Boot script for the user interface:

Assuming we want a dedicated internet radio that doesn’t require user intervention to operate, the scripts for the LCD display and tuning control should also be launched at startup.  This will ensure that upon applying power, the radio will boot into a state where a stream is playing and the user interface is active.

First, we need to create a simple boot script.  Create the file /etc/init.d/AVR with the following contents:

#!/bin/sh /etc/rc.common
# Copyright (C) 2008 OpenWrt.org
start() {
sleep 5    # make sure boot process is done, no more console messages

To launch the script at boot, create a symbolic link as follows:

root@OpenWrt:~# ln -s /etc/init.d/AVR /etc/rc.d/S99AVR

Every time the router boots, the user interface will automatically start, mpd will start playing the selected stream based on the tuner position, and the AVR microcontroller (assuming it is still connected to the serial port) will update the LCD display and watch the potentiometer for any changes in position.

Tweaking the firewall configuration:

This is actually optional, but it can be pretty useful while hacking on the router.  As presently configured, the router blocks incoming requests on the WAN, which now includes the wireless interface.  This prevents us from using ssh or telnet to log into the router over our wireless network.  While we can still get a shell by connecting an ethernet cable to one of the LAN ports on the router, it is often more convenient to access the router across your wireless network.

The file /etc/config/firewall controls the firewall settings.  We’ll be modifying this file.

Open the file in vi and scroll down to this section:

config zone
    option name        wan
    option input    REJECT
    option output    ACCEPT
    option forward    REJECT
    option masq        1

Edit the “option input” line so that it looks like this:

config zone
    option name        wan
    option input    ACCEPT
    option output    ACCEPT
    option forward    REJECT
    option masq        1

Now restart the firewall (or just reboot the router):

root@OpenWrt:~# /etc/init.d/firewall restart

You should now be able to ssh or telnet into the router over your wireless network.

Enable SSH:

By the way, if you want to access the router with ssh instead of telnet, just set a root password.  The telnet daemon will be disabled (for security reasons) and replaced with an SSH daemon instead.  You can do this with the “passwd” command.

root@OpenWrt:~# passwd
Changing password for root
New password: *****
Retype password: *****
Password for root changed by root

Log out of your telnet session and use ssh to log back in with your favorite ssh client (don’t forget to tell the client to use the username “root”).

Stay tuned!

Wifi Radio Enclosure - Google Sketchup Model

That’s it for now.  Stay tuned for the final part in this series, part ten, in which I’ll talk about what it took to turn this Sketchup model into a real wooden case for the radio!

Update: Part ten (the final part in the series) is now online.

Video of my NOTACON talk now online

This week I finally got a working copy of the video of my talk from NOTACON 6 about hacking the Asus WL-520gU wireless router.  You can either watch the embedded video above or follow the link below to Vimeo.  If you don’t like either option, you can also download the m4v source file from here (thanks Vimeo!).

Special thanks to Media Archives for recording my talk!

NOTACON 6 – Hacking the Asus WL-520gU Wireless Router from MightyOhm on Vimeo.


notacon 6

It’s almost time to board the plane and I’m still messing with the slides for my talk at 1PM tomorrow in the East Ballroom at Notacon 6.

It’s a good thing this stuff is so much fun, otherwise I might ask myself – why am I doing this??

I’m hoping to meet some cool peeps at the non-con.  I’ll have Rescue Shield kits and stickers with me for anyone who wants to check them out.

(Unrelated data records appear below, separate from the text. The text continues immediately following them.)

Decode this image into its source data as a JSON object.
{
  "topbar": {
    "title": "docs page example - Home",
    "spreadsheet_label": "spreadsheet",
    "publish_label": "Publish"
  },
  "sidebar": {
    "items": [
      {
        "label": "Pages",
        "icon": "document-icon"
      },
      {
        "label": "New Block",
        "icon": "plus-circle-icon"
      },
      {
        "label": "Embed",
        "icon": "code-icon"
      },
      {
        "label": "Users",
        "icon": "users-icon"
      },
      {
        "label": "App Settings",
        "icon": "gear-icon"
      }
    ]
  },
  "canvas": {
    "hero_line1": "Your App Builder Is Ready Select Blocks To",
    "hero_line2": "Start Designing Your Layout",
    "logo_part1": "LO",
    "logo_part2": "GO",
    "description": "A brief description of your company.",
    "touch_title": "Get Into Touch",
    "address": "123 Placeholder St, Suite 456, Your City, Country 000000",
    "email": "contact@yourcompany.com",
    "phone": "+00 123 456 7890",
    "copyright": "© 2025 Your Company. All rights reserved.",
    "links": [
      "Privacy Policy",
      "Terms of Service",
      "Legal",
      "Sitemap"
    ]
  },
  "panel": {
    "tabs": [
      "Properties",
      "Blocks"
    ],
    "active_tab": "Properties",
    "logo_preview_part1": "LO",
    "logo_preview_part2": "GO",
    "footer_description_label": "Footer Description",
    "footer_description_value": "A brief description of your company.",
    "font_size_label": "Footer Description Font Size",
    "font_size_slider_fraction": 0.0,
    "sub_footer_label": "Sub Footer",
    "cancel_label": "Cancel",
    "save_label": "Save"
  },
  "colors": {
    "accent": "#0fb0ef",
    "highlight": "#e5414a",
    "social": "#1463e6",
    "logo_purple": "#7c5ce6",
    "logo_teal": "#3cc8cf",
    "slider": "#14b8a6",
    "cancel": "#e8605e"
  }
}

Even if you don’t see my talk, say hi sometime during the weekend.  I’ll be the nerdy looking tall guy in the black shirt.  Oh wait…